INPUT
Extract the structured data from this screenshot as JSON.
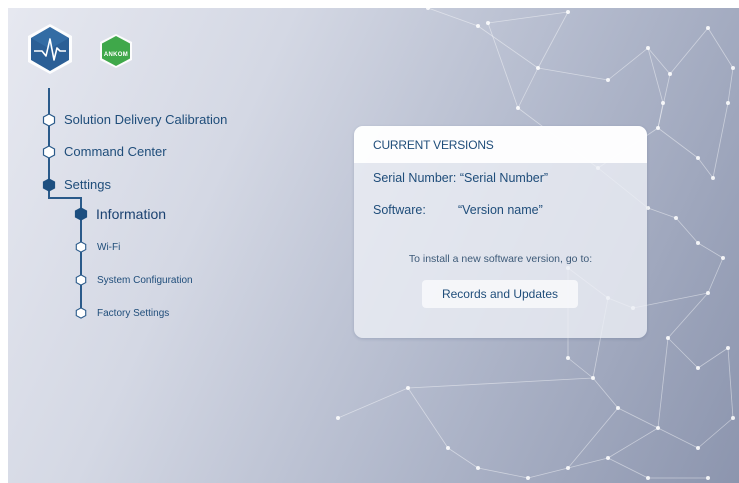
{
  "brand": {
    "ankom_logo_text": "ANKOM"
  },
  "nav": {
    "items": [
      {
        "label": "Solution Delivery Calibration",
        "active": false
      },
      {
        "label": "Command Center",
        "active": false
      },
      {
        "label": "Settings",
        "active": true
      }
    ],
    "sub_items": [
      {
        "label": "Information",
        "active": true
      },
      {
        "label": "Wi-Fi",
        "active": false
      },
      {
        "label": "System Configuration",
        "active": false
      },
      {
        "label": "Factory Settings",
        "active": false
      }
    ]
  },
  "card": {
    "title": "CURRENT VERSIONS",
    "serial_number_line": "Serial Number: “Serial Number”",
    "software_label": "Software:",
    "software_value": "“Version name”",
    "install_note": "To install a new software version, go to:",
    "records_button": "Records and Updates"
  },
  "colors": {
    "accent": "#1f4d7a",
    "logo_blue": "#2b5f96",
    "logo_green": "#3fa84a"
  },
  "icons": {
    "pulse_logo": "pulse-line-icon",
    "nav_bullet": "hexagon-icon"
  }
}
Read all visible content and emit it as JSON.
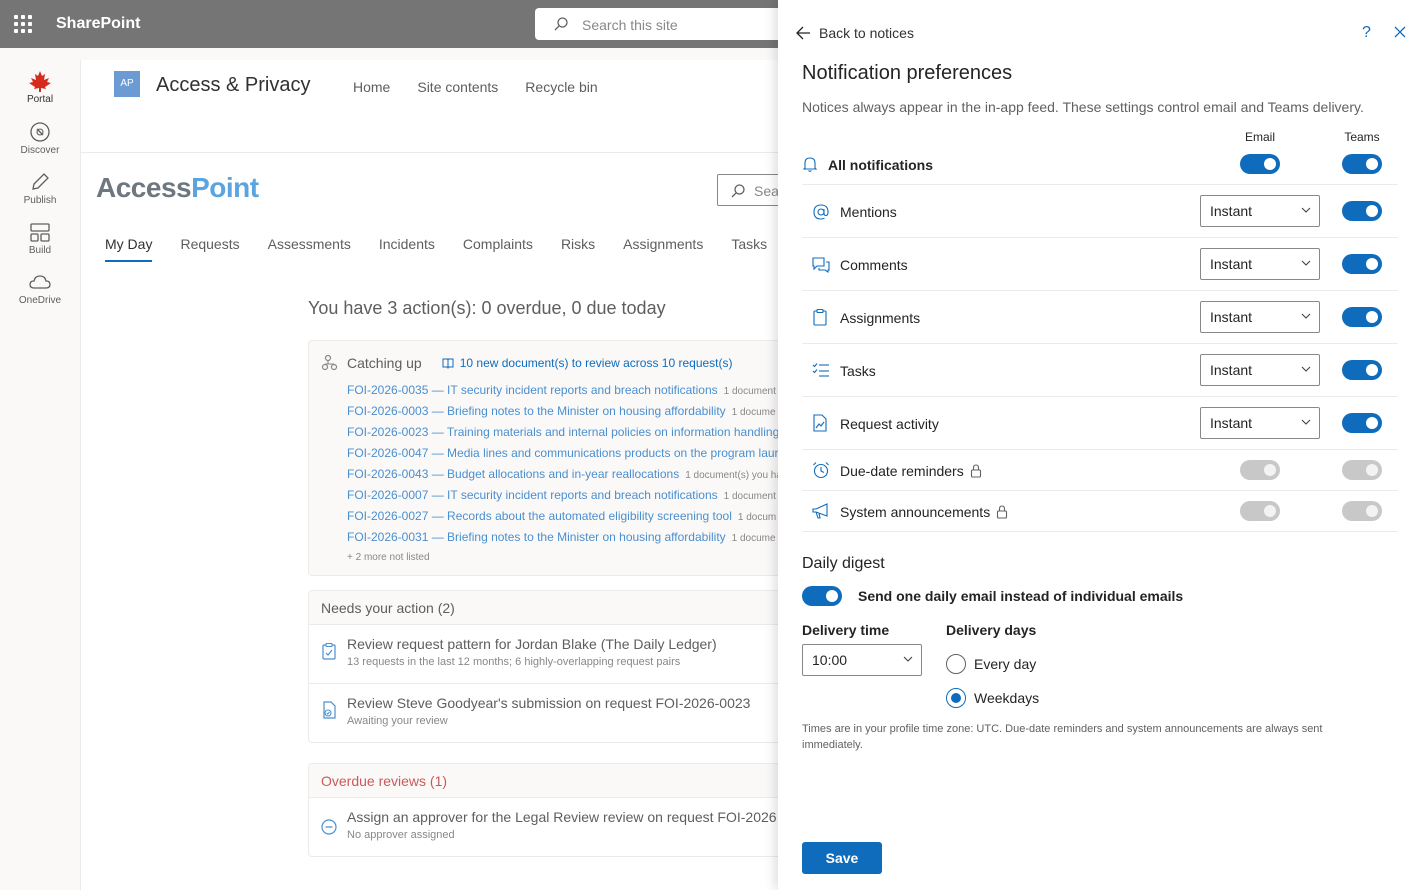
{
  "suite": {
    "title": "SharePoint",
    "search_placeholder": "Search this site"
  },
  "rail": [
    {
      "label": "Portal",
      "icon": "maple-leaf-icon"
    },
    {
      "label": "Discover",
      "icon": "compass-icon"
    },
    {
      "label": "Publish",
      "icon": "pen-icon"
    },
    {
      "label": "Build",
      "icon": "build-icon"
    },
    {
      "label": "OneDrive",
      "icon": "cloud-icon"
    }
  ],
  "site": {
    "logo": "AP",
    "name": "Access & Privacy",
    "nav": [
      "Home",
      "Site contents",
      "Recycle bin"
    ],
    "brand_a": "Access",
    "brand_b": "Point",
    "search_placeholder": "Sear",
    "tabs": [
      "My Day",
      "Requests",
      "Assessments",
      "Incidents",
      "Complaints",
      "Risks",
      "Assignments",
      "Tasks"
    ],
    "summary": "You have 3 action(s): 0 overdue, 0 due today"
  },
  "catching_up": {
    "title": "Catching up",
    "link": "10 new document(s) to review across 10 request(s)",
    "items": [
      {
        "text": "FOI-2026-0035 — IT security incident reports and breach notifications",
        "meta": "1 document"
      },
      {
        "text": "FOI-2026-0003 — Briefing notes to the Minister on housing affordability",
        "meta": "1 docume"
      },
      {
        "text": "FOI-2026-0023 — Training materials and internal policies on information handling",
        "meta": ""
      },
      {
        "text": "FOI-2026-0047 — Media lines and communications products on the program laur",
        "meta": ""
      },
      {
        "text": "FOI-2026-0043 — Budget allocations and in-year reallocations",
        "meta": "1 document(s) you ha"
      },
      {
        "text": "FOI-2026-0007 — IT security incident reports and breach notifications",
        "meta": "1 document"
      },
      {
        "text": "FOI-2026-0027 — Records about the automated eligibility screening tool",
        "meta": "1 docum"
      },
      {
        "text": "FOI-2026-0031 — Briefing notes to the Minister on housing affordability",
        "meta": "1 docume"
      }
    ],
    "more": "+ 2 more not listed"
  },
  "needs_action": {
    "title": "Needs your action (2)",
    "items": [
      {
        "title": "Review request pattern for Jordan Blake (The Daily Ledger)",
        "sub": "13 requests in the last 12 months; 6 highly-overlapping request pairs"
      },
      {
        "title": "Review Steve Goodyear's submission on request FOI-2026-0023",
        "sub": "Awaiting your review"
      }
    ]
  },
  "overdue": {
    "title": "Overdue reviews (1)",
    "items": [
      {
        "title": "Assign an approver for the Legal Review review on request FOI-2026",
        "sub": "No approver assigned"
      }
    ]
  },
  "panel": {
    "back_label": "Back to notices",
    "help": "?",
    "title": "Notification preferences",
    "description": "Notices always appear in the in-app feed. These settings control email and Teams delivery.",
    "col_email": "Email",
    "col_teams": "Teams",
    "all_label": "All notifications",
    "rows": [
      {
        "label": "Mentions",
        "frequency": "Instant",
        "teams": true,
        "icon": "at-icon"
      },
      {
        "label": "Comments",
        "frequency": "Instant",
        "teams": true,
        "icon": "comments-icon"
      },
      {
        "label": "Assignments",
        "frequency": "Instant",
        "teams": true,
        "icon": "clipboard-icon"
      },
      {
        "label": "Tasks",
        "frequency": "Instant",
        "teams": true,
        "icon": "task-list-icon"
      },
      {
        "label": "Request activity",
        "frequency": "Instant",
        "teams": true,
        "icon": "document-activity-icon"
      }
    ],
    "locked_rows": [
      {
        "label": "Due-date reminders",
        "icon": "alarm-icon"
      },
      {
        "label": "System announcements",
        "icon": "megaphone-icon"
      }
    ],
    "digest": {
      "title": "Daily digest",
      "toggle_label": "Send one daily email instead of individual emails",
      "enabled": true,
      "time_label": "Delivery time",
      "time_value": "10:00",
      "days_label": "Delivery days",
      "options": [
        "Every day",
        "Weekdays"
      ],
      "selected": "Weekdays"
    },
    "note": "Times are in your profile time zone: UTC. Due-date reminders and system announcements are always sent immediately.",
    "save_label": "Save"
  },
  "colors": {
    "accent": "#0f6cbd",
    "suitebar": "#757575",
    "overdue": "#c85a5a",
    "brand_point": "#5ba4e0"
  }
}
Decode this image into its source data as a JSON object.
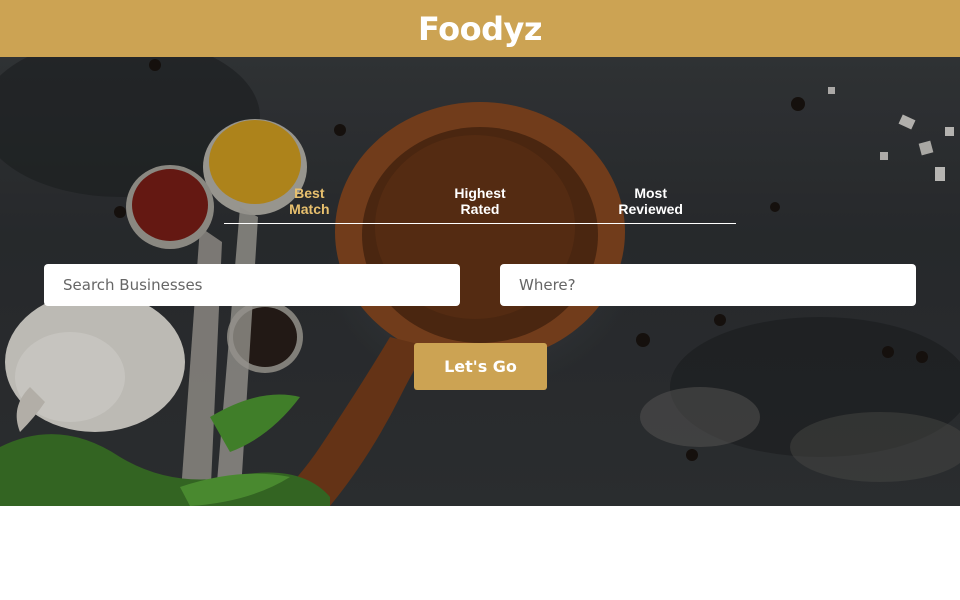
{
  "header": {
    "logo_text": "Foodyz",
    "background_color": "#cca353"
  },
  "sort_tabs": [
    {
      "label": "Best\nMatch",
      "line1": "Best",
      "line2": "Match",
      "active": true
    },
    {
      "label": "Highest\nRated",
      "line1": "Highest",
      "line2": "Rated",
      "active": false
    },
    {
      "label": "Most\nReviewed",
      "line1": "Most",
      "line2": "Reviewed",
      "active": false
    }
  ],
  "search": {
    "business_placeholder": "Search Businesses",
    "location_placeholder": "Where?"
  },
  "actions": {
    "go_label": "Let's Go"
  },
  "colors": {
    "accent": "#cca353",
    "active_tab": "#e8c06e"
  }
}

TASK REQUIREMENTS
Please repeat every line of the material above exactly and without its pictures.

ANSWER FOR THE TASK
Extract the structured data from this screenshot as JSON.
{
  "brand": {
    "ankom_logo_text": "ANKOM"
  },
  "nav": {
    "items": [
      {
        "label": "Solution Delivery Calibration",
        "active": false
      },
      {
        "label": "Command Center",
        "active": false
      },
      {
        "label": "Settings",
        "active": true
      }
    ],
    "sub_items": [
      {
        "label": "Information",
        "active": true
      },
      {
        "label": "Wi-Fi",
        "active": false
      },
      {
        "label": "System Configuration",
        "active": false
      },
      {
        "label": "Factory Settings",
        "active": false
      }
    ]
  },
  "card": {
    "title": "CURRENT VERSIONS",
    "serial_number_line": "Serial Number: “Serial Number”",
    "software_label": "Software:",
    "software_value": "“Version name”",
    "install_note": "To install a new software version, go to:",
    "records_button": "Records and Updates"
  },
  "colors": {
    "accent": "#1f4d7a",
    "logo_blue": "#2b5f96",
    "logo_green": "#3fa84a"
  },
  "icons": {
    "pulse_logo": "pulse-line-icon",
    "nav_bullet": "hexagon-icon"
  }
}
Read all visible content and emit it as JSON.
{
  "suite": {
    "title": "SharePoint",
    "search_placeholder": "Search this site"
  },
  "rail": [
    {
      "label": "Portal",
      "icon": "maple-leaf-icon"
    },
    {
      "label": "Discover",
      "icon": "compass-icon"
    },
    {
      "label": "Publish",
      "icon": "pen-icon"
    },
    {
      "label": "Build",
      "icon": "build-icon"
    },
    {
      "label": "OneDrive",
      "icon": "cloud-icon"
    }
  ],
  "site": {
    "logo": "AP",
    "name": "Access & Privacy",
    "nav": [
      "Home",
      "Site contents",
      "Recycle bin"
    ],
    "brand_a": "Access",
    "brand_b": "Point",
    "search_placeholder": "Sear",
    "tabs": [
      "My Day",
      "Requests",
      "Assessments",
      "Incidents",
      "Complaints",
      "Risks",
      "Assignments",
      "Tasks"
    ],
    "summary": "You have 3 action(s): 0 overdue, 0 due today"
  },
  "catching_up": {
    "title": "Catching up",
    "link": "10 new document(s) to review across 10 request(s)",
    "items": [
      {
        "text": "FOI-2026-0035 — IT security incident reports and breach notifications",
        "meta": "1 document"
      },
      {
        "text": "FOI-2026-0003 — Briefing notes to the Minister on housing affordability",
        "meta": "1 docume"
      },
      {
        "text": "FOI-2026-0023 — Training materials and internal policies on information handling",
        "meta": ""
      },
      {
        "text": "FOI-2026-0047 — Media lines and communications products on the program laur",
        "meta": ""
      },
      {
        "text": "FOI-2026-0043 — Budget allocations and in-year reallocations",
        "meta": "1 document(s) you ha"
      },
      {
        "text": "FOI-2026-0007 — IT security incident reports and breach notifications",
        "meta": "1 document"
      },
      {
        "text": "FOI-2026-0027 — Records about the automated eligibility screening tool",
        "meta": "1 docum"
      },
      {
        "text": "FOI-2026-0031 — Briefing notes to the Minister on housing affordability",
        "meta": "1 docume"
      }
    ],
    "more": "+ 2 more not listed"
  },
  "needs_action": {
    "title": "Needs your action (2)",
    "items": [
      {
        "title": "Review request pattern for Jordan Blake (The Daily Ledger)",
        "sub": "13 requests in the last 12 months; 6 highly-overlapping request pairs"
      },
      {
        "title": "Review Steve Goodyear's submission on request FOI-2026-0023",
        "sub": "Awaiting your review"
      }
    ]
  },
  "overdue": {
    "title": "Overdue reviews (1)",
    "items": [
      {
        "title": "Assign an approver for the Legal Review review on request FOI-2026",
        "sub": "No approver assigned"
      }
    ]
  },
  "panel": {
    "back_label": "Back to notices",
    "help": "?",
    "title": "Notification preferences",
    "description": "Notices always appear in the in-app feed. These settings control email and Teams delivery.",
    "col_email": "Email",
    "col_teams": "Teams",
    "all_label": "All notifications",
    "rows": [
      {
        "label": "Mentions",
        "frequency": "Instant",
        "teams": true,
        "icon": "at-icon"
      },
      {
        "label": "Comments",
        "frequency": "Instant",
        "teams": true,
        "icon": "comments-icon"
      },
      {
        "label": "Assignments",
        "frequency": "Instant",
        "teams": true,
        "icon": "clipboard-icon"
      },
      {
        "label": "Tasks",
        "frequency": "Instant",
        "teams": true,
        "icon": "task-list-icon"
      },
      {
        "label": "Request activity",
        "frequency": "Instant",
        "teams": true,
        "icon": "document-activity-icon"
      }
    ],
    "locked_rows": [
      {
        "label": "Due-date reminders",
        "icon": "alarm-icon"
      },
      {
        "label": "System announcements",
        "icon": "megaphone-icon"
      }
    ],
    "digest": {
      "title": "Daily digest",
      "toggle_label": "Send one daily email instead of individual emails",
      "enabled": true,
      "time_label": "Delivery time",
      "time_value": "10:00",
      "days_label": "Delivery days",
      "options": [
        "Every day",
        "Weekdays"
      ],
      "selected": "Weekdays"
    },
    "note": "Times are in your profile time zone: UTC. Due-date reminders and system announcements are always sent immediately.",
    "save_label": "Save"
  },
  "colors": {
    "accent": "#0f6cbd",
    "suitebar": "#757575",
    "overdue": "#c85a5a",
    "brand_point": "#5ba4e0"
  }
}
Decode this image into its source data as a JSON object.
{
  "header": {
    "logo_text": "Foodyz",
    "background_color": "#cca353"
  },
  "sort_tabs": [
    {
      "label": "Best\nMatch",
      "line1": "Best",
      "line2": "Match",
      "active": true
    },
    {
      "label": "Highest\nRated",
      "line1": "Highest",
      "line2": "Rated",
      "active": false
    },
    {
      "label": "Most\nReviewed",
      "line1": "Most",
      "line2": "Reviewed",
      "active": false
    }
  ],
  "search": {
    "business_placeholder": "Search Businesses",
    "location_placeholder": "Where?"
  },
  "actions": {
    "go_label": "Let's Go"
  },
  "colors": {
    "accent": "#cca353",
    "active_tab": "#e8c06e"
  }
}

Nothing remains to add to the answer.